EXERCISE MATERIAL:
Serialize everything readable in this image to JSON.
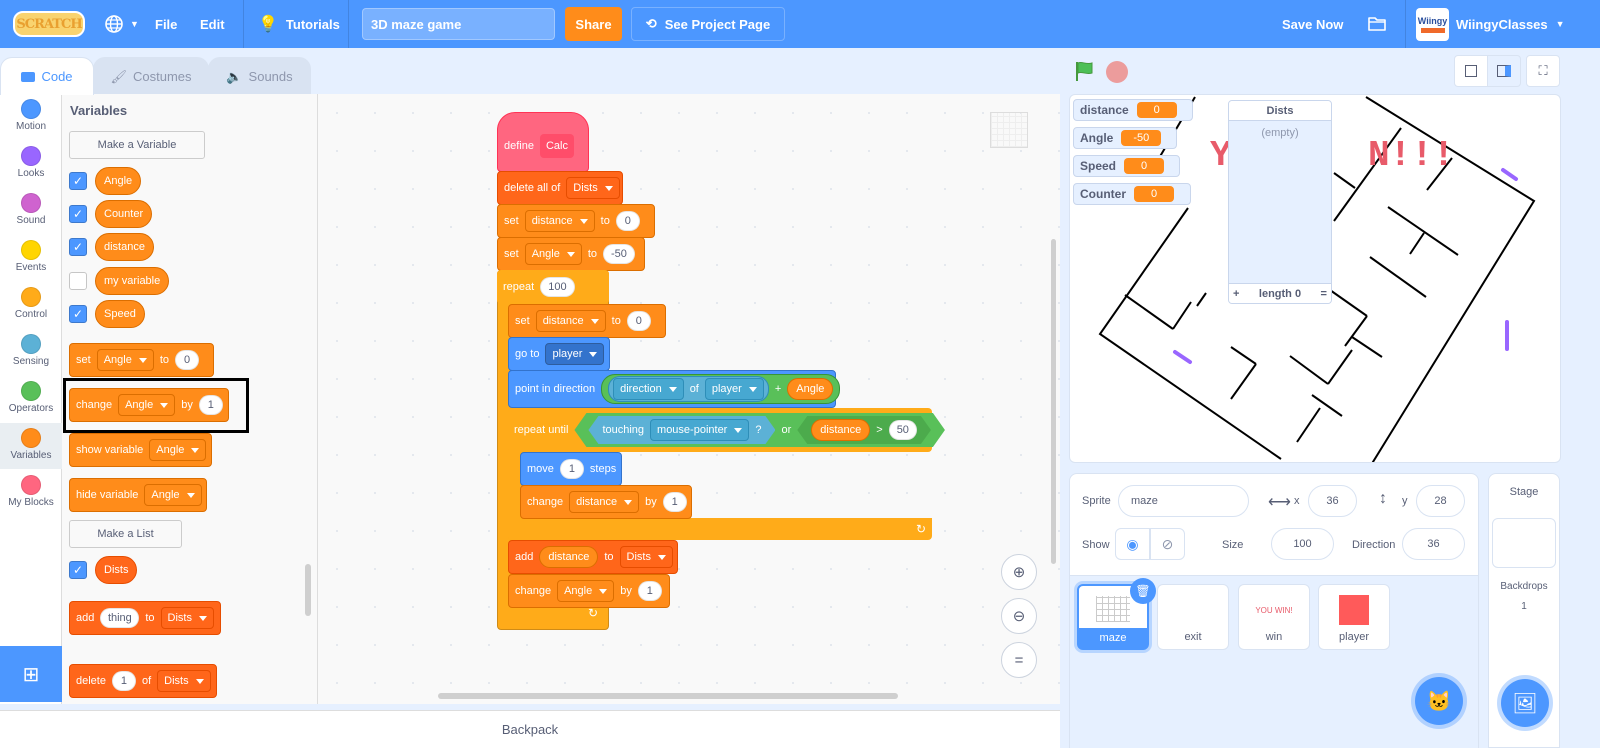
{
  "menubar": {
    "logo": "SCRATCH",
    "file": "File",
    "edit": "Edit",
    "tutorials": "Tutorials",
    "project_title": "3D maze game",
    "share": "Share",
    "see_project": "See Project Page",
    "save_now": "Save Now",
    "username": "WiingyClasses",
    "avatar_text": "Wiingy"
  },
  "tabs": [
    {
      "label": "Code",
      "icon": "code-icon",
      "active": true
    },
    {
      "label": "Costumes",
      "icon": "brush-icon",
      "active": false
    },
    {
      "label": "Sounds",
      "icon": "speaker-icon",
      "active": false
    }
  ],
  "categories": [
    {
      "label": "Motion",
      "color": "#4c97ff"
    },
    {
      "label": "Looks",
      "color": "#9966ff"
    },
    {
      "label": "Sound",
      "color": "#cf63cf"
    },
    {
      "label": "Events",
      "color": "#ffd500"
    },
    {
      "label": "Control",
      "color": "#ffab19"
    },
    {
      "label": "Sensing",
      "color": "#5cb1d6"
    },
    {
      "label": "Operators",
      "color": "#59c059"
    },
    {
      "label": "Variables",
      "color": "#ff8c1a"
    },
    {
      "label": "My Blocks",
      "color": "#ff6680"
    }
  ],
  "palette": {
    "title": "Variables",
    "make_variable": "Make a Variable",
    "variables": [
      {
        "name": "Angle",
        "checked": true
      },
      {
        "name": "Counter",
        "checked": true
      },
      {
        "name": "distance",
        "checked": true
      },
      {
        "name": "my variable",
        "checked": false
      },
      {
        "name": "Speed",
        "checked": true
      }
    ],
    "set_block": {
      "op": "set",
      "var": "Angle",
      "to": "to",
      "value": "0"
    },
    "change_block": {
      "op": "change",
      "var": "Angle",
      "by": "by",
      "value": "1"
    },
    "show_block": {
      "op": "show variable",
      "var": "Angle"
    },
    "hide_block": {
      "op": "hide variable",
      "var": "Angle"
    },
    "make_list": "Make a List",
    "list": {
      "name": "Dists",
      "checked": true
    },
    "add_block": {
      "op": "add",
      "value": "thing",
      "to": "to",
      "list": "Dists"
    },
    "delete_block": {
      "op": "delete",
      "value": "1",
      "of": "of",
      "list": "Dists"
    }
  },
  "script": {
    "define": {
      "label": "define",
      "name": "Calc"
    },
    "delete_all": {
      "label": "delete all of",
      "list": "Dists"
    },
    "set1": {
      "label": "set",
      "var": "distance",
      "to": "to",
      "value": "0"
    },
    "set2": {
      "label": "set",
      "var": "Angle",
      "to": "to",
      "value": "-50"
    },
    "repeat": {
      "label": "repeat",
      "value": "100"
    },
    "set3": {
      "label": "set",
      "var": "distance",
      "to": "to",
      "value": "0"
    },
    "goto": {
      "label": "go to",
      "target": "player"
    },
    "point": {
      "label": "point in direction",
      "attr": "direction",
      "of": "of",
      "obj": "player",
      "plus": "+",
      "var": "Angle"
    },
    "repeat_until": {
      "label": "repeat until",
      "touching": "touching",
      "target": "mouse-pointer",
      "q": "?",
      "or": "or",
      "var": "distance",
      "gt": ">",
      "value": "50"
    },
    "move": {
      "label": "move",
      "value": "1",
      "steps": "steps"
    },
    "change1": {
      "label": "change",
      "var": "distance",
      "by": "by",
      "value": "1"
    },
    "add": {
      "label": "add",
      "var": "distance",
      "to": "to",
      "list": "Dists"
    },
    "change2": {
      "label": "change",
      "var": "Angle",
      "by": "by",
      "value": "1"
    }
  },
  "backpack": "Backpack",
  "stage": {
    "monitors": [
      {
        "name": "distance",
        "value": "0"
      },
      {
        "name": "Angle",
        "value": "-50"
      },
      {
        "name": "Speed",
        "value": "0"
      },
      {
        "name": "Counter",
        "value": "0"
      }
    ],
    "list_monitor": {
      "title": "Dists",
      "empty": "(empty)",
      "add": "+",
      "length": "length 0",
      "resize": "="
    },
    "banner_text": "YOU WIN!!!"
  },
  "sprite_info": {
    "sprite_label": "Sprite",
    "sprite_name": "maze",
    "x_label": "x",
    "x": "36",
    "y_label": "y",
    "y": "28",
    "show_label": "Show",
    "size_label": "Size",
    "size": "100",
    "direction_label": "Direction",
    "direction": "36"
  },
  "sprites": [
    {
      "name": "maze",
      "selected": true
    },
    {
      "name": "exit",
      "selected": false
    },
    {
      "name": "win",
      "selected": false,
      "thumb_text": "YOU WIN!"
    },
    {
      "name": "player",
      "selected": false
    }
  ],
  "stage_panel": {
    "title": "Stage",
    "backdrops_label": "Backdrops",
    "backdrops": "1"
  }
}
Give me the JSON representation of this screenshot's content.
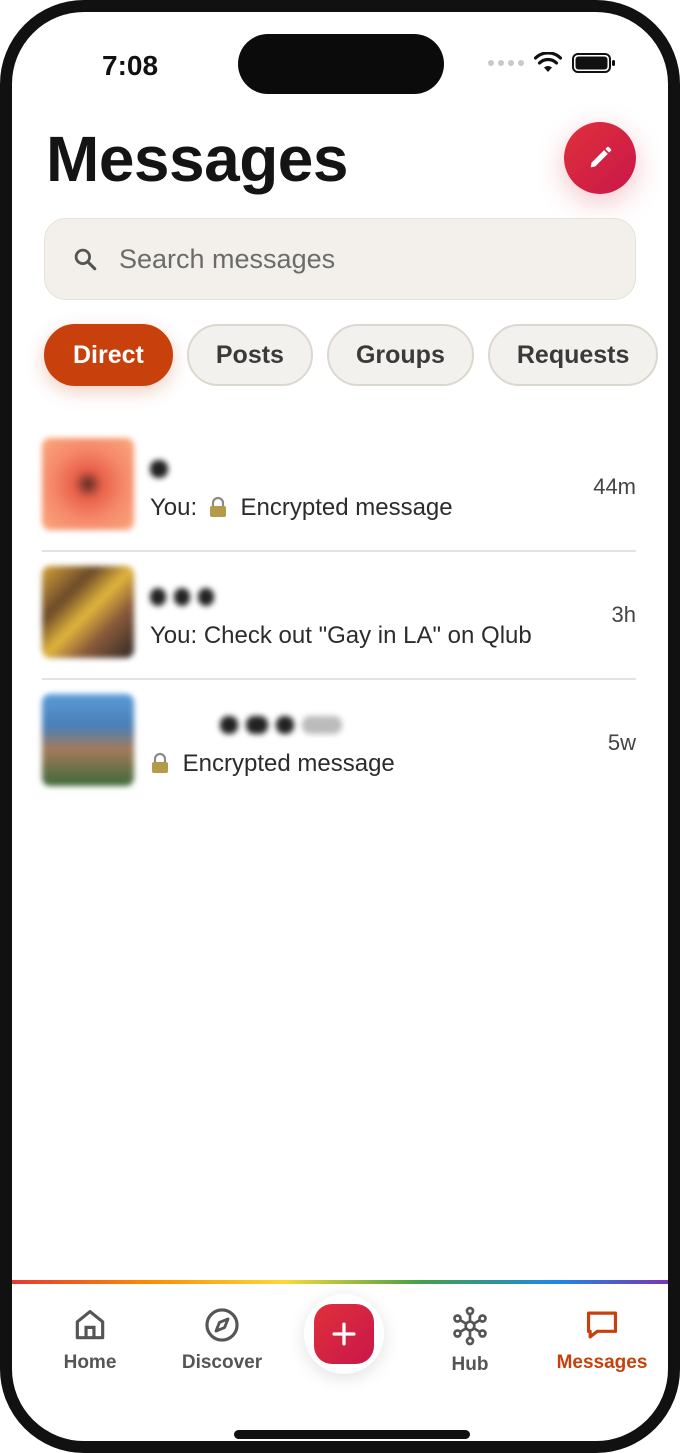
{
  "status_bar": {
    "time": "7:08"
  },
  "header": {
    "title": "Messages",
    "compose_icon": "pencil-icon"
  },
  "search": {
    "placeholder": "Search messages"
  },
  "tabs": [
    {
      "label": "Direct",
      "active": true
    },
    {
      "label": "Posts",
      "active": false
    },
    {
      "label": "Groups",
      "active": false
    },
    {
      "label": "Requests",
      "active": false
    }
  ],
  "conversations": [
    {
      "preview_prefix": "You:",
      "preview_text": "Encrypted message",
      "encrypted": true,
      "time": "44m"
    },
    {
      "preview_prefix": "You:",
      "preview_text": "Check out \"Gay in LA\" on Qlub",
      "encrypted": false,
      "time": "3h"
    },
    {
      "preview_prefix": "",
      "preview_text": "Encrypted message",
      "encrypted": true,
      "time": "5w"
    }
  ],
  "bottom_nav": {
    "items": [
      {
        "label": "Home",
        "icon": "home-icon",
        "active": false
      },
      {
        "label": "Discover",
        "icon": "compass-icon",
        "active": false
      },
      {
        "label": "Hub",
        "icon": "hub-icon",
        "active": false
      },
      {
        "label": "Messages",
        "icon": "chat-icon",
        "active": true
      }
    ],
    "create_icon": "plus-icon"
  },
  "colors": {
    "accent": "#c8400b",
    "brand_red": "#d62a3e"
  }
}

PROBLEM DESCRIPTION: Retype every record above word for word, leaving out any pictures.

YOUR SOLUTION:
Serialize everything readable in this image to JSON.
{
  "menubar": {
    "logo": "SCRATCH",
    "file": "File",
    "edit": "Edit",
    "tutorials": "Tutorials",
    "project_title": "3D maze game",
    "share": "Share",
    "see_project": "See Project Page",
    "save_now": "Save Now",
    "username": "WiingyClasses",
    "avatar_text": "Wiingy"
  },
  "tabs": [
    {
      "label": "Code",
      "icon": "code-icon",
      "active": true
    },
    {
      "label": "Costumes",
      "icon": "brush-icon",
      "active": false
    },
    {
      "label": "Sounds",
      "icon": "speaker-icon",
      "active": false
    }
  ],
  "categories": [
    {
      "label": "Motion",
      "color": "#4c97ff"
    },
    {
      "label": "Looks",
      "color": "#9966ff"
    },
    {
      "label": "Sound",
      "color": "#cf63cf"
    },
    {
      "label": "Events",
      "color": "#ffd500"
    },
    {
      "label": "Control",
      "color": "#ffab19"
    },
    {
      "label": "Sensing",
      "color": "#5cb1d6"
    },
    {
      "label": "Operators",
      "color": "#59c059"
    },
    {
      "label": "Variables",
      "color": "#ff8c1a"
    },
    {
      "label": "My Blocks",
      "color": "#ff6680"
    }
  ],
  "palette": {
    "title": "Variables",
    "make_variable": "Make a Variable",
    "variables": [
      {
        "name": "Angle",
        "checked": true
      },
      {
        "name": "Counter",
        "checked": true
      },
      {
        "name": "distance",
        "checked": true
      },
      {
        "name": "my variable",
        "checked": false
      },
      {
        "name": "Speed",
        "checked": true
      }
    ],
    "set_block": {
      "op": "set",
      "var": "Angle",
      "to": "to",
      "value": "0"
    },
    "change_block": {
      "op": "change",
      "var": "Angle",
      "by": "by",
      "value": "1"
    },
    "show_block": {
      "op": "show variable",
      "var": "Angle"
    },
    "hide_block": {
      "op": "hide variable",
      "var": "Angle"
    },
    "make_list": "Make a List",
    "list": {
      "name": "Dists",
      "checked": true
    },
    "add_block": {
      "op": "add",
      "value": "thing",
      "to": "to",
      "list": "Dists"
    },
    "delete_block": {
      "op": "delete",
      "value": "1",
      "of": "of",
      "list": "Dists"
    }
  },
  "script": {
    "define": {
      "label": "define",
      "name": "Calc"
    },
    "delete_all": {
      "label": "delete all of",
      "list": "Dists"
    },
    "set1": {
      "label": "set",
      "var": "distance",
      "to": "to",
      "value": "0"
    },
    "set2": {
      "label": "set",
      "var": "Angle",
      "to": "to",
      "value": "-50"
    },
    "repeat": {
      "label": "repeat",
      "value": "100"
    },
    "set3": {
      "label": "set",
      "var": "distance",
      "to": "to",
      "value": "0"
    },
    "goto": {
      "label": "go to",
      "target": "player"
    },
    "point": {
      "label": "point in direction",
      "attr": "direction",
      "of": "of",
      "obj": "player",
      "plus": "+",
      "var": "Angle"
    },
    "repeat_until": {
      "label": "repeat until",
      "touching": "touching",
      "target": "mouse-pointer",
      "q": "?",
      "or": "or",
      "var": "distance",
      "gt": ">",
      "value": "50"
    },
    "move": {
      "label": "move",
      "value": "1",
      "steps": "steps"
    },
    "change1": {
      "label": "change",
      "var": "distance",
      "by": "by",
      "value": "1"
    },
    "add": {
      "label": "add",
      "var": "distance",
      "to": "to",
      "list": "Dists"
    },
    "change2": {
      "label": "change",
      "var": "Angle",
      "by": "by",
      "value": "1"
    }
  },
  "backpack": "Backpack",
  "stage": {
    "monitors": [
      {
        "name": "distance",
        "value": "0"
      },
      {
        "name": "Angle",
        "value": "-50"
      },
      {
        "name": "Speed",
        "value": "0"
      },
      {
        "name": "Counter",
        "value": "0"
      }
    ],
    "list_monitor": {
      "title": "Dists",
      "empty": "(empty)",
      "add": "+",
      "length": "length 0",
      "resize": "="
    },
    "banner_text": "YOU WIN!!!"
  },
  "sprite_info": {
    "sprite_label": "Sprite",
    "sprite_name": "maze",
    "x_label": "x",
    "x": "36",
    "y_label": "y",
    "y": "28",
    "show_label": "Show",
    "size_label": "Size",
    "size": "100",
    "direction_label": "Direction",
    "direction": "36"
  },
  "sprites": [
    {
      "name": "maze",
      "selected": true
    },
    {
      "name": "exit",
      "selected": false
    },
    {
      "name": "win",
      "selected": false,
      "thumb_text": "YOU WIN!"
    },
    {
      "name": "player",
      "selected": false
    }
  ],
  "stage_panel": {
    "title": "Stage",
    "backdrops_label": "Backdrops",
    "backdrops": "1"
  }
}
Give me the JSON representation of this screenshot's content.
{
  "status_bar": {
    "time": "7:08"
  },
  "header": {
    "title": "Messages",
    "compose_icon": "pencil-icon"
  },
  "search": {
    "placeholder": "Search messages"
  },
  "tabs": [
    {
      "label": "Direct",
      "active": true
    },
    {
      "label": "Posts",
      "active": false
    },
    {
      "label": "Groups",
      "active": false
    },
    {
      "label": "Requests",
      "active": false
    }
  ],
  "conversations": [
    {
      "preview_prefix": "You:",
      "preview_text": "Encrypted message",
      "encrypted": true,
      "time": "44m"
    },
    {
      "preview_prefix": "You:",
      "preview_text": "Check out \"Gay in LA\" on Qlub",
      "encrypted": false,
      "time": "3h"
    },
    {
      "preview_prefix": "",
      "preview_text": "Encrypted message",
      "encrypted": true,
      "time": "5w"
    }
  ],
  "bottom_nav": {
    "items": [
      {
        "label": "Home",
        "icon": "home-icon",
        "active": false
      },
      {
        "label": "Discover",
        "icon": "compass-icon",
        "active": false
      },
      {
        "label": "Hub",
        "icon": "hub-icon",
        "active": false
      },
      {
        "label": "Messages",
        "icon": "chat-icon",
        "active": true
      }
    ],
    "create_icon": "plus-icon"
  },
  "colors": {
    "accent": "#c8400b",
    "brand_red": "#d62a3e"
  }
}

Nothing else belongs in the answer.